The Cloud: Your Disaster Backup for Business Continuity
I hit a deer on my way to work one day.
Actually, the deer hit me, since I was minding my own business when it leapt into the path of my car.
Thankfully, I wasn’t hurt and the damage to my car is manageable.
Sadly, the same cannot be said for the deer.
In case you’re wondering, I don’t live or work in the woods. In fact, this happened in the middle of suburban Bloomington, Minnesota. Bloomington is the home of the Mall of America and isn’t some backwater country village – at least not by Minnesota standards.
Still, there are enough places for deer to scratch out a living and come bounding out of their hiding places when least expected.
Being the nerd that I am, this made me think of SIP and how even the best laid plans can go awry: An enterprise can spend tons of cash creating a rock-solid, resilient system and still things can go wrong. Systems go down due to stupid human tricks.

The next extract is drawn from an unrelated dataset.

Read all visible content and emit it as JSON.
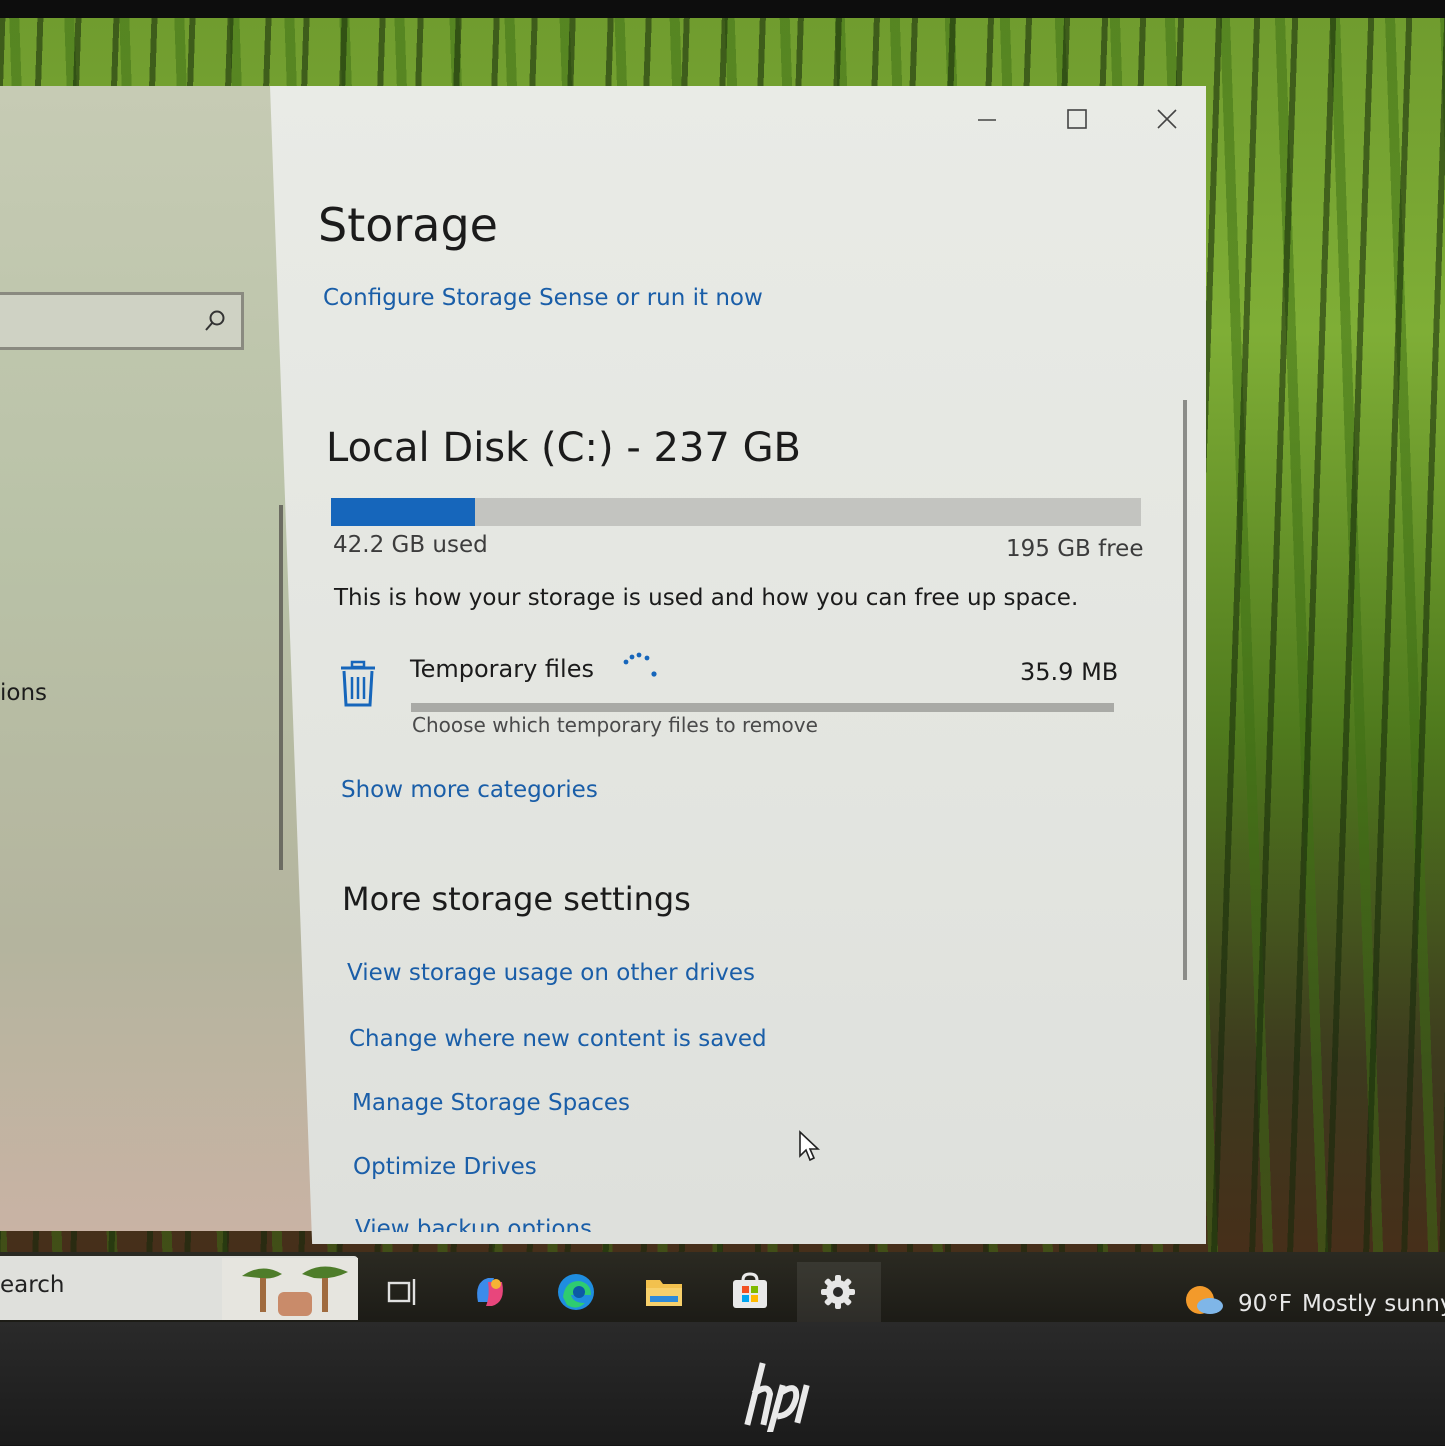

Mother Nature can rise up and bring a data center to its knees. Software crashes and hardware fails.
Additionally, an enterprise might not be in the position of hardening every facet of their communications system. Money is short and investing in redundant servers and gateways might not be in the budget. Also, you might be sitting on aging equipment that isn’t worth upgrading. The money for your next system isn’t available for a year or two, so you nurse the current one along until it’s hauled away.

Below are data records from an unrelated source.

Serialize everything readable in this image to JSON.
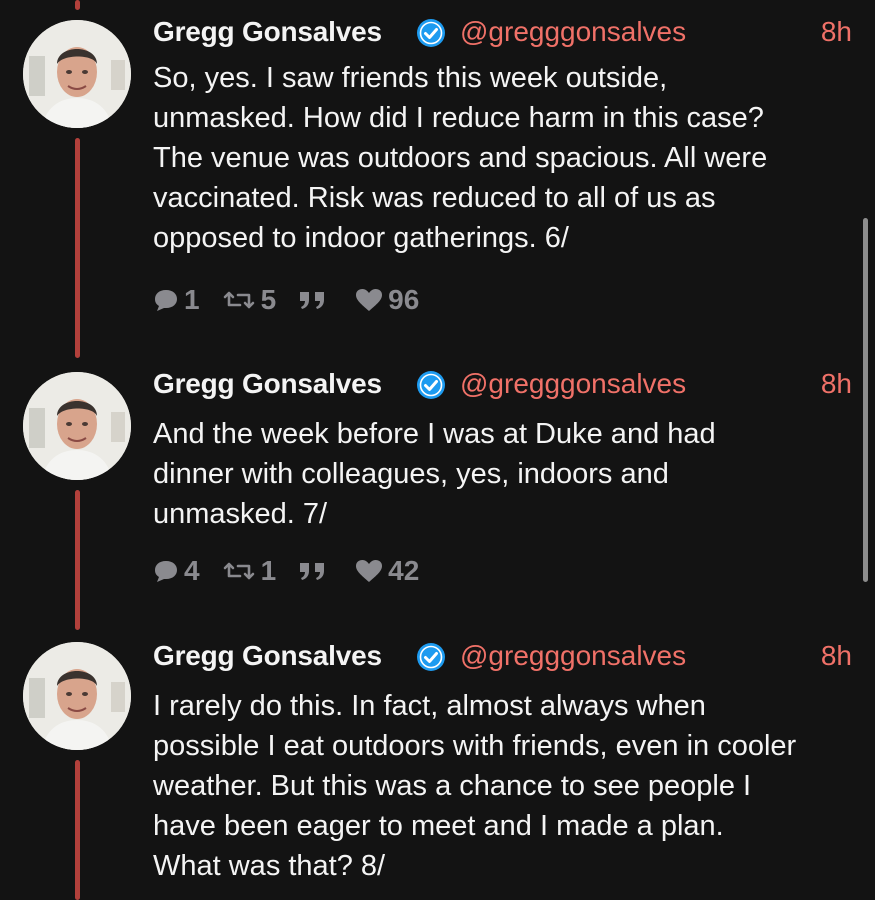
{
  "tweets": [
    {
      "display_name": "Gregg Gonsalves",
      "handle": "@gregggonsalves",
      "time": "8h",
      "verified": true,
      "text_lines": [
        "So, yes. I saw friends this week outside,",
        "unmasked. How did I reduce harm in this case?",
        "The venue was outdoors and spacious. All were",
        "vaccinated. Risk was reduced to all of us as",
        "opposed to indoor gatherings. 6/"
      ],
      "replies": "1",
      "retweets": "5",
      "likes": "96"
    },
    {
      "display_name": "Gregg Gonsalves",
      "handle": "@gregggonsalves",
      "time": "8h",
      "verified": true,
      "text_lines": [
        "And the week before I was at Duke and had",
        "dinner with colleagues, yes, indoors and",
        "unmasked. 7/"
      ],
      "replies": "4",
      "retweets": "1",
      "likes": "42"
    },
    {
      "display_name": "Gregg Gonsalves",
      "handle": "@gregggonsalves",
      "time": "8h",
      "verified": true,
      "text_lines": [
        "I rarely do this. In fact, almost always when",
        "possible I eat outdoors with friends, even in cooler",
        "weather. But this was a chance to see people I",
        "have been eager to meet and I made a plan.",
        "What was that? 8/"
      ]
    }
  ],
  "icons": {
    "reply": "reply-icon",
    "retweet": "retweet-icon",
    "quote": "quote-icon",
    "like": "heart-icon",
    "verified": "verified-badge-icon"
  },
  "colors": {
    "background": "#131313",
    "thread_line": "#b2403b",
    "accent": "#f07168",
    "verified": "#1d9bf0",
    "action_gray": "#8a8a8f"
  }
}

No matter what the state of your system, it makes sense to consider adding one more layer of resilience.
Enter the Cloud
One option that is becoming increasingly popular is to add elements of cloud communications as part of a comprehensive business continuity strategy.
Instead of going headfirst into the cloud, you dip your toes into the water for a few key people and groups.
Perhaps you provide cloud communications to your first responders and key management personal. Perhaps you give critical departments standby cloud resources. The point is that this isn’t a full-blown rollout to the entire company, but only to a select few and only for times of great need.
This is how it works: Day-to-day communication stays on your existing platform. Perhaps you have an Avaya system that has already implemented “flatten, consolidate, and extend” for resilience at the core and survivability at the branch offices. Any failover scenarios that exists with FC&E work as they always have.
However, imagine a time when something really catastrophic occurs.
Related article: What was Behind the Massive E911 Outages in the Pacific Northwest?
While I hate to dwell on the negative, imagine another hurricane Sandy or even worse, a Fukushima meltdown. You’ve done everything right, but your rock-solid Avaya system has been washed out to sea.
This is where cloud communications for business continuity comes in.
Prior to the disaster, you identify the key people that require enterprise communication during the time of total failure. These people are configured as users on your cloud system and install SIP communications software on their PCs and smart devices. They don’t actually use the software at this point in time. It’s simply there waiting to be told to do something.
Next, you configure SIP trunks with the numbers you intend to use during a disaster. These trunks are “wired” and provisioned at the carrier and cloud levels, but are not activated.
When a disaster occurs, the accounts are activated and the users start up their soft clients. Within a matter of seconds, they can communicate with their coworkers.
Next, your carrier is informed of the disaster and the SIP trunks are activated. Depending upon the carrier, this might require a few minutes or a few hours. Once the trunks have been activated, your cloud users are able to call out and the outside world is able to call in.
Not only can these cloud users make telephone calls, but they also have access to all sorts of unified communications functionality. They can send instant messages, make video calls, and create and join conference calls. They even have access to voice mail.
The users and trunks remain active for as long as they are needed and once the disaster is over, the cloud resources return to their dormant state. It’s that simple.
Like that deer that came out of nowhere, there is no way to anticipate when a disaster might strike.
I am a careful, fully aware driver and own a car with a high safety rating and yet I was still hit with the unexpected.
I would like to think that the accident wasn’t worse than it was because of my car and driving ability. The same kind of thinking can be applied to communications.
Plan ahead for the unexpected and the impossible — Being prepared for the worst might keep your business functional during very hard times.
This article originally appeared on SIP Adventures and is reprinted with permission.